Moments ago, the market was expecting Q3 GDP to print at 3.0%, and was pleasantly surprised when instead it got a 3.5% print, sending all risk assets kneejerk higher. However, a quick glance into the components revealed that things were certainly not as they seemed, with Personal Consumption in Q3 actually decreasing notably from Q2's 2.5%, to just 1.8% in Q3, below the 1.9% Expected, and accounting for 1.22% of the 3.54% Q3 GDP, the lowest Personal Consumption boost to GDP since Q2 2012 excluding the infamous Q1 winter vortex quarter.
Some of the notable moves in Q3 GDP: Inventory, which was expected to boost GDP, was in fact a detractor, leading to a -0.57% net impact on the bottom line. This, however, was more than offset by net trade, which surged from Q2's -0.34% to 1.32% as Imports reversed for the first time since Q1 2013, meaning imports decline in Q3 suggesting a sharp slowdown in end demand in the US, which is also why inventories slid. One wonders just what all those PMI indices were looking at if domestic industries not only ground to a halt but reversed from Q2?
So what happened to boost Q2 GDP if that core driver, the US consumer was not there? Simple. Government stepped in, and stepped in hard, with its 0.83% boost to the bottom line GDP the highest since Q2 of 2009!
In other words, the Fed, which yesterday had the advance GDP print in hand, decided to end QE on hopes Government spending would continue.

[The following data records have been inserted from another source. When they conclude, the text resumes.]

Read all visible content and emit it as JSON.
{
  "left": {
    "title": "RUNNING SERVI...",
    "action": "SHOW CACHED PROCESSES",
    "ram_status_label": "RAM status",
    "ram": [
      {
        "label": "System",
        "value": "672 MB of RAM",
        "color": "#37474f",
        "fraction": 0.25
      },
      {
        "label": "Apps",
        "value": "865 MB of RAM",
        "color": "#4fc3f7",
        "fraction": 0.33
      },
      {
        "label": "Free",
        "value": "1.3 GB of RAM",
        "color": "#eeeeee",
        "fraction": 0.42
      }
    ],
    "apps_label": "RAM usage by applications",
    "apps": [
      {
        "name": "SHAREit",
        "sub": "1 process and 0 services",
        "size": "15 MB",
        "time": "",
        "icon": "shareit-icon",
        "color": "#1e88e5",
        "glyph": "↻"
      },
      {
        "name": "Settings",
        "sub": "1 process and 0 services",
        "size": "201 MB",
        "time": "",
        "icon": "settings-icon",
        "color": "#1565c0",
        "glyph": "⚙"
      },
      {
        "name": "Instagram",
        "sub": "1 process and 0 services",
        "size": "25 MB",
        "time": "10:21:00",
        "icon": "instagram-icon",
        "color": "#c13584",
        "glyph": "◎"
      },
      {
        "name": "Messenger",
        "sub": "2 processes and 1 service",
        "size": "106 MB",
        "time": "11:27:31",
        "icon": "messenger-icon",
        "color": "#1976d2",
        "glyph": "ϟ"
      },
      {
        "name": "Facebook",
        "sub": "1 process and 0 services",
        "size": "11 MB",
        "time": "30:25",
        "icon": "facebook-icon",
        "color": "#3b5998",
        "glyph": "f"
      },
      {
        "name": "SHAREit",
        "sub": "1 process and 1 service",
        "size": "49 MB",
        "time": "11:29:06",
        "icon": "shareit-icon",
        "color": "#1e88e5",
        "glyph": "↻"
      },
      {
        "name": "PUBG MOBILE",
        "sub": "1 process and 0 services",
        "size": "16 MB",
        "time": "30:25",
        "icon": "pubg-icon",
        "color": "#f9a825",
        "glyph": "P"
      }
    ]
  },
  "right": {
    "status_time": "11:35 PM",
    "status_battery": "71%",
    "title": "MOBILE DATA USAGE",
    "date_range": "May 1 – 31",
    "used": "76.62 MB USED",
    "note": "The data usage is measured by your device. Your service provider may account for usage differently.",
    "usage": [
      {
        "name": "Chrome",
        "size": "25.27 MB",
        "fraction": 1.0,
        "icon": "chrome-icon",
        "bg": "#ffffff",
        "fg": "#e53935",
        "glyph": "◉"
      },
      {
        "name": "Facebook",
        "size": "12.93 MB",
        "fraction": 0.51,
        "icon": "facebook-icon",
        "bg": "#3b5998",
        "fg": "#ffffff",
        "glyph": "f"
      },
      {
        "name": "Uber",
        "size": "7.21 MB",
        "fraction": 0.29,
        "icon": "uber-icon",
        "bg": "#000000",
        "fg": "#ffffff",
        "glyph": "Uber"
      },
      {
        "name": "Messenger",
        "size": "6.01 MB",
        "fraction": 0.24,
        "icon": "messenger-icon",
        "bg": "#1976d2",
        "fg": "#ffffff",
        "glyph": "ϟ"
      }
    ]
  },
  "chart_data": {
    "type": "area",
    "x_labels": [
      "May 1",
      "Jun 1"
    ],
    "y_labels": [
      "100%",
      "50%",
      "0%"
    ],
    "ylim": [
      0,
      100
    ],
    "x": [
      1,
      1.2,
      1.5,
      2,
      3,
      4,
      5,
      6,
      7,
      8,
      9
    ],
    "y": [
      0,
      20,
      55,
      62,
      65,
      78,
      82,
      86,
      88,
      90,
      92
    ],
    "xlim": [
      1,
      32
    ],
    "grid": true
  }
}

And since government spending in this case was mostly a function of surging National Defense spending, it appears that Janet Yellen is strongly betting on, drumroll, war.